___ Source records ___

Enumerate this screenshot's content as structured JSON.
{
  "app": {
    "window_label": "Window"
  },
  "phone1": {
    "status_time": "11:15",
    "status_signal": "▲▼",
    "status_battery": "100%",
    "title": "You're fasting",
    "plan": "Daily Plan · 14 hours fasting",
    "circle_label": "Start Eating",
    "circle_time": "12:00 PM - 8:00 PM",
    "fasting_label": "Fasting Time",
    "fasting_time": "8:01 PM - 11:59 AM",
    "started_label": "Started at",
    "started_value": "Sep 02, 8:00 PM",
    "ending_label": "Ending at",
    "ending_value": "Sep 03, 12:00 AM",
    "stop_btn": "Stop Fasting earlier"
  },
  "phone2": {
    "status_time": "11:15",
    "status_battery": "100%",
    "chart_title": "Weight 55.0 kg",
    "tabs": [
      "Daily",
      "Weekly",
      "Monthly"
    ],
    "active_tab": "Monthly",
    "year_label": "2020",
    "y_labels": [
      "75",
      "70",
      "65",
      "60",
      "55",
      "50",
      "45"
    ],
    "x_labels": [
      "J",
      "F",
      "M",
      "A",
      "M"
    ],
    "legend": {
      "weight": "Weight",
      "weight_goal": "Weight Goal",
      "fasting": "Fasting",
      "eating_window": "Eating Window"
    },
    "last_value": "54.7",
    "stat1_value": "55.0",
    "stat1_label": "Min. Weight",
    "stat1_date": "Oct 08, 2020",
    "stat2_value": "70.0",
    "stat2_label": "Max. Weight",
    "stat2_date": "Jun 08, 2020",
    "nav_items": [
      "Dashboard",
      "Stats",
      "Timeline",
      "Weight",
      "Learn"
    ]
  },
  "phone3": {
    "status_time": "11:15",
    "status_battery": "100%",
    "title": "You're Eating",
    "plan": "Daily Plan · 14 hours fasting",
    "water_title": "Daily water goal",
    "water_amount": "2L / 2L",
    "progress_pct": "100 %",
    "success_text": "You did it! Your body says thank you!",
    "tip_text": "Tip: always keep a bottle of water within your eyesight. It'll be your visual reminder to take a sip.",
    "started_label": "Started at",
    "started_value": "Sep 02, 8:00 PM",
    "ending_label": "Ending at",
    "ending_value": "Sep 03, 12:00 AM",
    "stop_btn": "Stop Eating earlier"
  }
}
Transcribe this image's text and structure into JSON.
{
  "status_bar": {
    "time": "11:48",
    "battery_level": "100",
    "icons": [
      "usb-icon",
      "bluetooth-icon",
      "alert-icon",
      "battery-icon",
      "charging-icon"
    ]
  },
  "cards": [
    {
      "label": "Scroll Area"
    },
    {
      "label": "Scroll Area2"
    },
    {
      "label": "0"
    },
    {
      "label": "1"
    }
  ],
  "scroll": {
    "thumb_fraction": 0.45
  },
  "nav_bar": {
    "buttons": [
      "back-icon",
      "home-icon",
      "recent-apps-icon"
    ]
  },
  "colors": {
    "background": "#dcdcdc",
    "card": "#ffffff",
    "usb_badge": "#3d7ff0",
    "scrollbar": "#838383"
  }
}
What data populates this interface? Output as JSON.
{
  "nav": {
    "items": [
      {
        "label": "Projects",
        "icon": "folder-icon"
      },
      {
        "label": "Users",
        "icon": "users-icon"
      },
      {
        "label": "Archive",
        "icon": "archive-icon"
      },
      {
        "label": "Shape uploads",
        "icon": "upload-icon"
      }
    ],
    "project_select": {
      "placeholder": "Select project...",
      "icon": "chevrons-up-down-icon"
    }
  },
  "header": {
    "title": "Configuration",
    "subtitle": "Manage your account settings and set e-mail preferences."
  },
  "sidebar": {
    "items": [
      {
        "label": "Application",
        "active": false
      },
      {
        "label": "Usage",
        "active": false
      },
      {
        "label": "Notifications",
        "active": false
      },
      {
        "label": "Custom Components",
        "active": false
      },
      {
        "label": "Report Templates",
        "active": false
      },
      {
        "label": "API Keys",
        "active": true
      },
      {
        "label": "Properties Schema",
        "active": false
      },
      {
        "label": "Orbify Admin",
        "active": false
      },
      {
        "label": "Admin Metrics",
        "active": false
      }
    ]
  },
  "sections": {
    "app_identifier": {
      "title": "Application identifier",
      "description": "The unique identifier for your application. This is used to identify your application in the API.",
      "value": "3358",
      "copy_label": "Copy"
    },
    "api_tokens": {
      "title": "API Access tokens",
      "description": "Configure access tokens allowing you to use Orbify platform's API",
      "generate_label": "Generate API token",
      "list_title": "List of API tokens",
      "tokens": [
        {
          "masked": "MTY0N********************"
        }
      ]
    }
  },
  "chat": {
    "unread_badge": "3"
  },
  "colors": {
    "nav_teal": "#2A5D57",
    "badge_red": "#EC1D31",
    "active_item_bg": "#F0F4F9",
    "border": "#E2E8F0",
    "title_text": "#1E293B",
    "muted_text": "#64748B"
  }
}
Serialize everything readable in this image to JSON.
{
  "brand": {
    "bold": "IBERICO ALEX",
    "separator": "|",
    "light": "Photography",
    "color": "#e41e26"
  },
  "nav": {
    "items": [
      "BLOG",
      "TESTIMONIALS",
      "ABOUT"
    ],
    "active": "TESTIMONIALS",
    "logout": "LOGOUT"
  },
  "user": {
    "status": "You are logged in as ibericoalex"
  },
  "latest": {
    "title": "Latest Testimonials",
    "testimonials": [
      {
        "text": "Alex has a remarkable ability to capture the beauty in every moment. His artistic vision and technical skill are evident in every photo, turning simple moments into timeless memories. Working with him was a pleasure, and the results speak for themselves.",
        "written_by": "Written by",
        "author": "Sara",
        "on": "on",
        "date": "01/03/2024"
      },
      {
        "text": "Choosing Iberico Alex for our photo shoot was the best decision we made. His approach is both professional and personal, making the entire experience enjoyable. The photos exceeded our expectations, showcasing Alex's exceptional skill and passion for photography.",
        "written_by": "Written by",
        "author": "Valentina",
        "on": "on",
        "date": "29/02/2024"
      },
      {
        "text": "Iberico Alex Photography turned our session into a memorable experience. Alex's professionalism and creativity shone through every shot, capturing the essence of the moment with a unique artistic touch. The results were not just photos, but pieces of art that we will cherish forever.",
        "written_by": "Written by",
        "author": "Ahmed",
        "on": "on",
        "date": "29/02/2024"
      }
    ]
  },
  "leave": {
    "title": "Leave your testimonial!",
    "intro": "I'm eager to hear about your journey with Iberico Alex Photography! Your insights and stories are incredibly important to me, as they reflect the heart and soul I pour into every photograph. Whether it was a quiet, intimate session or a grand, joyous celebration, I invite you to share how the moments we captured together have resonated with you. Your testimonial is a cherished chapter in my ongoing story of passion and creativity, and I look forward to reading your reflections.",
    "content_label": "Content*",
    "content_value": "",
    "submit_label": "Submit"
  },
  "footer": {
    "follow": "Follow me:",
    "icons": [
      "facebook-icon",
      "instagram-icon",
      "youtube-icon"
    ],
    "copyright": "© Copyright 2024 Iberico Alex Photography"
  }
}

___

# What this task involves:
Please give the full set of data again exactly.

# Expected answer:
Enumerate this screenshot's content as structured JSON.
{
  "app": {
    "window_label": "Window"
  },
  "phone1": {
    "status_time": "11:15",
    "status_signal": "▲▼",
    "status_battery": "100%",
    "title": "You're fasting",
    "plan": "Daily Plan · 14 hours fasting",
    "circle_label": "Start Eating",
    "circle_time": "12:00 PM - 8:00 PM",
    "fasting_label": "Fasting Time",
    "fasting_time": "8:01 PM - 11:59 AM",
    "started_label": "Started at",
    "started_value": "Sep 02, 8:00 PM",
    "ending_label": "Ending at",
    "ending_value": "Sep 03, 12:00 AM",
    "stop_btn": "Stop Fasting earlier"
  },
  "phone2": {
    "status_time": "11:15",
    "status_battery": "100%",
    "chart_title": "Weight 55.0 kg",
    "tabs": [
      "Daily",
      "Weekly",
      "Monthly"
    ],
    "active_tab": "Monthly",
    "year_label": "2020",
    "y_labels": [
      "75",
      "70",
      "65",
      "60",
      "55",
      "50",
      "45"
    ],
    "x_labels": [
      "J",
      "F",
      "M",
      "A",
      "M"
    ],
    "legend": {
      "weight": "Weight",
      "weight_goal": "Weight Goal",
      "fasting": "Fasting",
      "eating_window": "Eating Window"
    },
    "last_value": "54.7",
    "stat1_value": "55.0",
    "stat1_label": "Min. Weight",
    "stat1_date": "Oct 08, 2020",
    "stat2_value": "70.0",
    "stat2_label": "Max. Weight",
    "stat2_date": "Jun 08, 2020",
    "nav_items": [
      "Dashboard",
      "Stats",
      "Timeline",
      "Weight",
      "Learn"
    ]
  },
  "phone3": {
    "status_time": "11:15",
    "status_battery": "100%",
    "title": "You're Eating",
    "plan": "Daily Plan · 14 hours fasting",
    "water_title": "Daily water goal",
    "water_amount": "2L / 2L",
    "progress_pct": "100 %",
    "success_text": "You did it! Your body says thank you!",
    "tip_text": "Tip: always keep a bottle of water within your eyesight. It'll be your visual reminder to take a sip.",
    "started_label": "Started at",
    "started_value": "Sep 02, 8:00 PM",
    "ending_label": "Ending at",
    "ending_value": "Sep 03, 12:00 AM",
    "stop_btn": "Stop Eating earlier"
  }
}
Transcribe this image's text and structure into JSON.
{
  "status_bar": {
    "time": "11:48",
    "battery_level": "100",
    "icons": [
      "usb-icon",
      "bluetooth-icon",
      "alert-icon",
      "battery-icon",
      "charging-icon"
    ]
  },
  "cards": [
    {
      "label": "Scroll Area"
    },
    {
      "label": "Scroll Area2"
    },
    {
      "label": "0"
    },
    {
      "label": "1"
    }
  ],
  "scroll": {
    "thumb_fraction": 0.45
  },
  "nav_bar": {
    "buttons": [
      "back-icon",
      "home-icon",
      "recent-apps-icon"
    ]
  },
  "colors": {
    "background": "#dcdcdc",
    "card": "#ffffff",
    "usb_badge": "#3d7ff0",
    "scrollbar": "#838383"
  }
}
What data populates this interface? Output as JSON.
{
  "nav": {
    "items": [
      {
        "label": "Projects",
        "icon": "folder-icon"
      },
      {
        "label": "Users",
        "icon": "users-icon"
      },
      {
        "label": "Archive",
        "icon": "archive-icon"
      },
      {
        "label": "Shape uploads",
        "icon": "upload-icon"
      }
    ],
    "project_select": {
      "placeholder": "Select project...",
      "icon": "chevrons-up-down-icon"
    }
  },
  "header": {
    "title": "Configuration",
    "subtitle": "Manage your account settings and set e-mail preferences."
  },
  "sidebar": {
    "items": [
      {
        "label": "Application",
        "active": false
      },
      {
        "label": "Usage",
        "active": false
      },
      {
        "label": "Notifications",
        "active": false
      },
      {
        "label": "Custom Components",
        "active": false
      },
      {
        "label": "Report Templates",
        "active": false
      },
      {
        "label": "API Keys",
        "active": true
      },
      {
        "label": "Properties Schema",
        "active": false
      },
      {
        "label": "Orbify Admin",
        "active": false
      },
      {
        "label": "Admin Metrics",
        "active": false
      }
    ]
  },
  "sections": {
    "app_identifier": {
      "title": "Application identifier",
      "description": "The unique identifier for your application. This is used to identify your application in the API.",
      "value": "3358",
      "copy_label": "Copy"
    },
    "api_tokens": {
      "title": "API Access tokens",
      "description": "Configure access tokens allowing you to use Orbify platform's API",
      "generate_label": "Generate API token",
      "list_title": "List of API tokens",
      "tokens": [
        {
          "masked": "MTY0N********************"
        }
      ]
    }
  },
  "chat": {
    "unread_badge": "3"
  },
  "colors": {
    "nav_teal": "#2A5D57",
    "badge_red": "#EC1D31",
    "active_item_bg": "#F0F4F9",
    "border": "#E2E8F0",
    "title_text": "#1E293B",
    "muted_text": "#64748B"
  }
}
Serialize everything readable in this image to JSON.
{
  "brand": {
    "bold": "IBERICO ALEX",
    "separator": "|",
    "light": "Photography",
    "color": "#e41e26"
  },
  "nav": {
    "items": [
      "BLOG",
      "TESTIMONIALS",
      "ABOUT"
    ],
    "active": "TESTIMONIALS",
    "logout": "LOGOUT"
  },
  "user": {
    "status": "You are logged in as ibericoalex"
  },
  "latest": {
    "title": "Latest Testimonials",
    "testimonials": [
      {
        "text": "Alex has a remarkable ability to capture the beauty in every moment. His artistic vision and technical skill are evident in every photo, turning simple moments into timeless memories. Working with him was a pleasure, and the results speak for themselves.",
        "written_by": "Written by",
        "author": "Sara",
        "on": "on",
        "date": "01/03/2024"
      },
      {
        "text": "Choosing Iberico Alex for our photo shoot was the best decision we made. His approach is both professional and personal, making the entire experience enjoyable. The photos exceeded our expectations, showcasing Alex's exceptional skill and passion for photography.",
        "written_by": "Written by",
        "author": "Valentina",
        "on": "on",
        "date": "29/02/2024"
      },
      {
        "text": "Iberico Alex Photography turned our session into a memorable experience. Alex's professionalism and creativity shone through every shot, capturing the essence of the moment with a unique artistic touch. The results were not just photos, but pieces of art that we will cherish forever.",
        "written_by": "Written by",
        "author": "Ahmed",
        "on": "on",
        "date": "29/02/2024"
      }
    ]
  },
  "leave": {
    "title": "Leave your testimonial!",
    "intro": "I'm eager to hear about your journey with Iberico Alex Photography! Your insights and stories are incredibly important to me, as they reflect the heart and soul I pour into every photograph. Whether it was a quiet, intimate session or a grand, joyous celebration, I invite you to share how the moments we captured together have resonated with you. Your testimonial is a cherished chapter in my ongoing story of passion and creativity, and I look forward to reading your reflections.",
    "content_label": "Content*",
    "content_value": "",
    "submit_label": "Submit"
  },
  "footer": {
    "follow": "Follow me:",
    "icons": [
      "facebook-icon",
      "instagram-icon",
      "youtube-icon"
    ],
    "copyright": "© Copyright 2024 Iberico Alex Photography"
  }
}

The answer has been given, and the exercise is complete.